September 25, 2009
Wayne Gretzky resigned as head coach of the Phoenix Coyotes yesterday, and it was the right decision. His presence as a coach/part-owner of the team would have been a major distraction as the NHL and billionaire Jim Balsillie battle for the future of the franchise in bankruptcy court. But more importantly, Phoenix said goodbye to a coach who went 143-161-24 in four playoff-less seasons that left local fans apathetic and the money-bleeding team teetering on the brink of relocation.
How did Gretzky go from The Great One on the ice to The Mediocre One behind the bench? Here are seven reasons.
1. Immortal athletes make very mortal coaches.

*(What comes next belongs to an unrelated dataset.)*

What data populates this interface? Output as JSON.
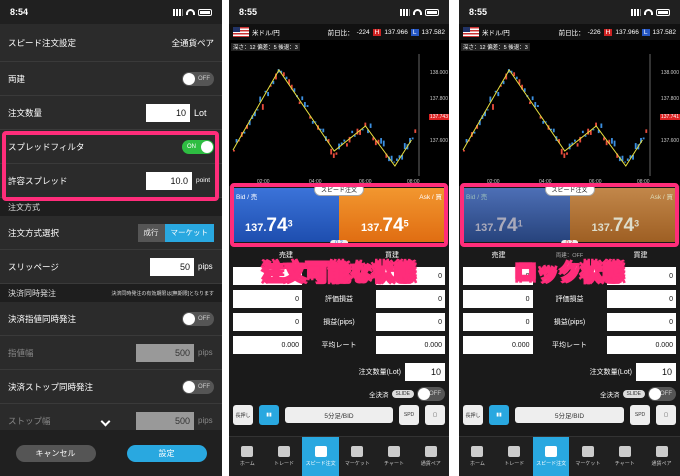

Athletic dominance isn't a harbinger of managerial greatness. Legendary quarterback Bart Starr won two Super Bowls in a 16-year career with the Green Bay Packers; in nine years as Packers head coach, he was 24 games under .500 and made the playoffs once. Ted Williams had a .344 career batting average in 19 MLB seasons, and a .429 winning percentage as a manager for the Washington Senators and Texas Rangers. Gretzky's just the latest example.
2. Gretzky was a poor investment as coach.
The average NHL coach's salary hovers around $1 million. Gretzky's coaching contract called for a $6.5 million salary this season; the Coyotes' highest-paid player, defenseman Ed Jovanovski(notes), will make $6 million. If Phoenix won the same number of games as last year (36), Gretzky's salary would have averaged out to $180,555 per victory. In 2010-11, he was due to make an incredible $8 million -- or only $1 million less than superstar Alexander Ovechkin(notes) of the Capitals.
What about paying Gretzky for being a gate attraction? Sorry: As a source told the Globe & Mail earlier this year, "He doesn't translate to one ticket sold."
3. He didn't have Michael Jordan and Bo Jackson with him.
They brought criminals to justice every Saturday morning in 1991. You think they couldn't coach a winning hockey team together? Blasphemy.
4. Hockey coaching isn't a four-year college.
Momentary cartoon nostalgia aside, former Coyotes defenseman Derek Morris(notes) said the team was "changing systems every single day" under Gretzky. Highly-touted prospects saw their progress slowed or the potential never realized on his watch. In 2007, Gretzky told the New York Times "I'm going to make myself a good coach." On the day Gretzky resigned, Phoenix captain Shane Doan(notes) told ESPN that The Great One "was on his way to becoming a great coach."
The on-the-job training didn't work, and Gretzky hadn't paid his dues, either. Former Dallas Stars Coach Dave Tippett, who replaced Gretzky yesterday, played 11 NHL seasons as a forward and has coached for 13 seasons. Gretzky's coaching experience before Phoenix? Put it this way: He spent more time hosting "Saturday Night Live" in his career than managing a hockey game -- and he only hosted "SNL" once.
5. Then again, he wasn't given much to work with in Phoenix.
Scott Morrison of CBC Sports made the only legit argument in defense of Gretzky's coaching prowess: That he was overseeing some truly awful teams in Phoenix. It was frequently a team built on the cheap, from other franchise's castoffs and its own underwhelming personnel decisions. The old adage is that coaches coach the team they have, and not the team they wish they had; and the teams Gretzky had usually stunk.
6. Guilt by association.
Gretzky's friend and former Coyotes assistant coach Rick Tocchet was sentenced to two years probation in 2007 for helping to run an illegal sports gambling ring -- one that infamously involved Gretzky's wife Janet and had some in the media calling for The Great One to step down because of it. It was a black-eye for hockey, even if it was a goldmine for sports comedy. Seriously, who bets $5,000 on a Super Bowl coin toss?
Another Gretzky friend who placed a bet with Tocchet was Mike Barnett, his former agent whom he hired to be Phoenix's underwhelming general manager in 2001 despite no previous experience. His former Edmonton Oilers and Los Angeles Kings teammate Marty McSorley was hired as the franchise's minor league head coach despite zero previous experience. This kind of cronyism hurt the Coyotes and hurt Gretzky's reputation.
7. Finally, the most famous brand in hockey was temporarily tarnished.
Ten years after his retirement, Wayne Gretzky is still the most famous name in hockey. Yet he's toiled in anonymity with Phoenix when he should be an effective ambassador for the game. His lack of success as a coach turned the guy who holds more records than the National Archives into ... well, into a loser.
He'll return to hockey in some managerial capacity, for sure -- just hopefully not behind the bench. As we said yesterday, the end of Gretzky the Coach is the return of Gretzky the Legend, without the constant, public stench of failure.